● PROVIDED RECORDS

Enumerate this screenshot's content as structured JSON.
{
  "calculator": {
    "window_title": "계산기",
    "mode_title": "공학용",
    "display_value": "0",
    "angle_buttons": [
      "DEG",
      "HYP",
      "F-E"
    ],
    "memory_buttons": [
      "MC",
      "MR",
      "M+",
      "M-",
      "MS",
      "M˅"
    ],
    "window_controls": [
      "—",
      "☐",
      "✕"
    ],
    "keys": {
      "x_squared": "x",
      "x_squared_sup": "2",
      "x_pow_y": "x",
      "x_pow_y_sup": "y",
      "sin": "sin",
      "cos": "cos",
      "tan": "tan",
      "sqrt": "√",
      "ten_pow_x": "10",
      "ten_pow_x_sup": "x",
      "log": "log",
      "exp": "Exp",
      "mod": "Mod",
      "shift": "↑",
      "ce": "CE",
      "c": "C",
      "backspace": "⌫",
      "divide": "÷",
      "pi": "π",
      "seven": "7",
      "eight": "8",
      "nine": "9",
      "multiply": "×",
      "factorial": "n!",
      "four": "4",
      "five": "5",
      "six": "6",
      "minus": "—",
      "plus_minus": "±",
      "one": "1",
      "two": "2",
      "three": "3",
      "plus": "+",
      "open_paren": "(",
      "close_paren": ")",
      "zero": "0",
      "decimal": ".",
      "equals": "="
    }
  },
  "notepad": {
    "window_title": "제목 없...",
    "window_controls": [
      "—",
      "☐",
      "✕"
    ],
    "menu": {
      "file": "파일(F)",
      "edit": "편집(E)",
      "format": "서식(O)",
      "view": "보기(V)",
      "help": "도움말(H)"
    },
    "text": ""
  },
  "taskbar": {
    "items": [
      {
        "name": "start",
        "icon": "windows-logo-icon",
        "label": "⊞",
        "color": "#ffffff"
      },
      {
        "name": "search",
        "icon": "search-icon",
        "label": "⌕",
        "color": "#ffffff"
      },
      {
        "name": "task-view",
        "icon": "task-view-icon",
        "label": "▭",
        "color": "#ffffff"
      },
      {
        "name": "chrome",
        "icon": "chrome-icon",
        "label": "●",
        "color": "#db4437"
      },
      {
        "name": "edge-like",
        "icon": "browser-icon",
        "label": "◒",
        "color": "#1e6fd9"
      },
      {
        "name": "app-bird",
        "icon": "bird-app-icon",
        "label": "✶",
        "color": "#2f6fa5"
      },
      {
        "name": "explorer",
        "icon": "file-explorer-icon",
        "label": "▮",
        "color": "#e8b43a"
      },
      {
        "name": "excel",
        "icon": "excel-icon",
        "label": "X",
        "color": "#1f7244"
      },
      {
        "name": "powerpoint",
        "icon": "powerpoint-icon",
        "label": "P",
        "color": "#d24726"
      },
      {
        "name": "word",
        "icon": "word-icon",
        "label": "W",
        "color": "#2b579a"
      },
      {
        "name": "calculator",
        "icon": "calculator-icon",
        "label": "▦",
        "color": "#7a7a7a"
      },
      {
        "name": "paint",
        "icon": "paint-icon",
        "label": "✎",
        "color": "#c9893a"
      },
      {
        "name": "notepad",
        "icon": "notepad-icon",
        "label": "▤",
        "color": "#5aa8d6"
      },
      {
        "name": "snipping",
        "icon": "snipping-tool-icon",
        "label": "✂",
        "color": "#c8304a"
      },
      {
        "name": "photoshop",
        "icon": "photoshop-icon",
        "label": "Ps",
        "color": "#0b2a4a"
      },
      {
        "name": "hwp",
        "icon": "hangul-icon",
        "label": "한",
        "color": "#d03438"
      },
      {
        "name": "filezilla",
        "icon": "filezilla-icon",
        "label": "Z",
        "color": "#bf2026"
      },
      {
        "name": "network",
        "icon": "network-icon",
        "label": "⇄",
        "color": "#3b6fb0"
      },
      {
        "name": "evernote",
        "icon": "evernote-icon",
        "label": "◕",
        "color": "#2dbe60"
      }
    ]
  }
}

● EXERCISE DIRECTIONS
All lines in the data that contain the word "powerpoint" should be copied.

● TASK RESULT
        "name": "powerpoint",
        "icon": "powerpoint-icon",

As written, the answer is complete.